Tell me how many lines in the data include "true", and keep the reply to that number.

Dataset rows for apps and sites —
======
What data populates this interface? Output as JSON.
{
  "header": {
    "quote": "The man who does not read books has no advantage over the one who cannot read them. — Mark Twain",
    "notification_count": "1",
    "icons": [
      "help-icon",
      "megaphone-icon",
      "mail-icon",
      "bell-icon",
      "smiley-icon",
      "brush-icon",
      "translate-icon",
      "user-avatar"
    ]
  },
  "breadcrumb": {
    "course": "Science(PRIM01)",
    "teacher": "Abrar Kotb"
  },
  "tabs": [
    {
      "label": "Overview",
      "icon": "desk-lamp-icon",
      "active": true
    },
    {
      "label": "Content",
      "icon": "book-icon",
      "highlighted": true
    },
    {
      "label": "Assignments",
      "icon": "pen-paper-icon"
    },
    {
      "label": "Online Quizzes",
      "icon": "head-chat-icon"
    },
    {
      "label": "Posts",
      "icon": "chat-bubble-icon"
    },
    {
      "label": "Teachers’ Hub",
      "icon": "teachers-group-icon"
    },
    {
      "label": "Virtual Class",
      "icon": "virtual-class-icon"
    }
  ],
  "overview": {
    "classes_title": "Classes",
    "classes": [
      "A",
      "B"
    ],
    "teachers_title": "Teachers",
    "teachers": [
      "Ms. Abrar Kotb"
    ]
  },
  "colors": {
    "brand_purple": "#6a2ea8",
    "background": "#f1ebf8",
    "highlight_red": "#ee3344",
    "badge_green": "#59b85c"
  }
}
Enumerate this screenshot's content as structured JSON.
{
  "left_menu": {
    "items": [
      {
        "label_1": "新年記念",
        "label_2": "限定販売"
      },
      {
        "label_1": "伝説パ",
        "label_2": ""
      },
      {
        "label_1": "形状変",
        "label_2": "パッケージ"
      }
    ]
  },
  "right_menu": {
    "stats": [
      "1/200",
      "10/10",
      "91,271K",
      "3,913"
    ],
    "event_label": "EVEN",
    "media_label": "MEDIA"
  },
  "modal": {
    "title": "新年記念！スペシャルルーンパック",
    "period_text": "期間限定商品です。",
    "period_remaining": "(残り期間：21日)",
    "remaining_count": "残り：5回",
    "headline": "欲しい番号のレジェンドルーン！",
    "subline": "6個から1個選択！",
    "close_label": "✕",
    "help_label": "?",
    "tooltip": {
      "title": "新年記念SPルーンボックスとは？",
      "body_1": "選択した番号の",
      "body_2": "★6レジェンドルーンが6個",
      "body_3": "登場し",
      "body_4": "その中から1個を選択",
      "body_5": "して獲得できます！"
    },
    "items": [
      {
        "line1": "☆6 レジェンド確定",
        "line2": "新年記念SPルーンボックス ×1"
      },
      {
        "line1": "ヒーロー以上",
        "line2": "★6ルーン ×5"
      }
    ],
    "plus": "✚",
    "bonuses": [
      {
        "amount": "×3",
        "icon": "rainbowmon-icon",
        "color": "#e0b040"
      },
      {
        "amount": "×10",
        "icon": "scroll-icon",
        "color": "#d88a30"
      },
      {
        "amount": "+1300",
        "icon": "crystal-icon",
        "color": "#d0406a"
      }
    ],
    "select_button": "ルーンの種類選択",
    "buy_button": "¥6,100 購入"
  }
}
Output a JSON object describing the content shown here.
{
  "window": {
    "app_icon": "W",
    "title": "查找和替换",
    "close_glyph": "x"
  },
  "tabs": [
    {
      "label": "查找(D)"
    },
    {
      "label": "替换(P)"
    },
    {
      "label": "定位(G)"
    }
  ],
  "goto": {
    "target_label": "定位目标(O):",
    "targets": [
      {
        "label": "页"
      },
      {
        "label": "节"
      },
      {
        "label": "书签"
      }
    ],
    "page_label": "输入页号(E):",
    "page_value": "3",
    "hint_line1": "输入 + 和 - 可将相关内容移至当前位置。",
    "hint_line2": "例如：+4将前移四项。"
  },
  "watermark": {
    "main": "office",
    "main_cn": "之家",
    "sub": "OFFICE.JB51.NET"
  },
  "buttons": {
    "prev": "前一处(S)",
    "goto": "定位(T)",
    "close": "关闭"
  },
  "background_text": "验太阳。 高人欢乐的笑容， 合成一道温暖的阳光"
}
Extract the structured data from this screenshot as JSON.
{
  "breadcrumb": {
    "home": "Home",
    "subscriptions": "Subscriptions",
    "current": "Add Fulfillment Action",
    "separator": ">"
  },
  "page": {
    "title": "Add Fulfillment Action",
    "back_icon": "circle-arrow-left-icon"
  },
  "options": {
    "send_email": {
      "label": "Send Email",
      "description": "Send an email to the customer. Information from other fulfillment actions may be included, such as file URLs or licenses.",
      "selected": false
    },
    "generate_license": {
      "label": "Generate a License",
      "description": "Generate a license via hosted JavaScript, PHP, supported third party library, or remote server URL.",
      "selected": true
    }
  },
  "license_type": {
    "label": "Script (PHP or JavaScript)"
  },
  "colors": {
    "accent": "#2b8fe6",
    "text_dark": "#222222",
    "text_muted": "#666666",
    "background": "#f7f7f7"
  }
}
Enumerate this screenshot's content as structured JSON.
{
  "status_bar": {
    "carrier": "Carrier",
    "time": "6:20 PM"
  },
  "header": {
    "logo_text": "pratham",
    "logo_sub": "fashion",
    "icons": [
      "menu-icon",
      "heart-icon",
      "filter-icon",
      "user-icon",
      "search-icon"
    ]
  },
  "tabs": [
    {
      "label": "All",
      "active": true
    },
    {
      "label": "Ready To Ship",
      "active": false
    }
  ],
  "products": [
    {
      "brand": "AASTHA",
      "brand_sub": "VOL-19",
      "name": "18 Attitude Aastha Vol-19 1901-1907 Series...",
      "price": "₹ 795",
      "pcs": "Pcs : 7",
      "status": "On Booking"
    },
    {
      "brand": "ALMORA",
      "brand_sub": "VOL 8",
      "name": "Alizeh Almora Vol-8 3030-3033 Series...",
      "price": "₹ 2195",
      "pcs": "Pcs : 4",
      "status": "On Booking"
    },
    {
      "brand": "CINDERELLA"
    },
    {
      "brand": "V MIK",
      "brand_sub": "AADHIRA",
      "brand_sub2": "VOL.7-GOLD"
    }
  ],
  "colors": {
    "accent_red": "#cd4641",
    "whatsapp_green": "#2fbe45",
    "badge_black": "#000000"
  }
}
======
Response box —
4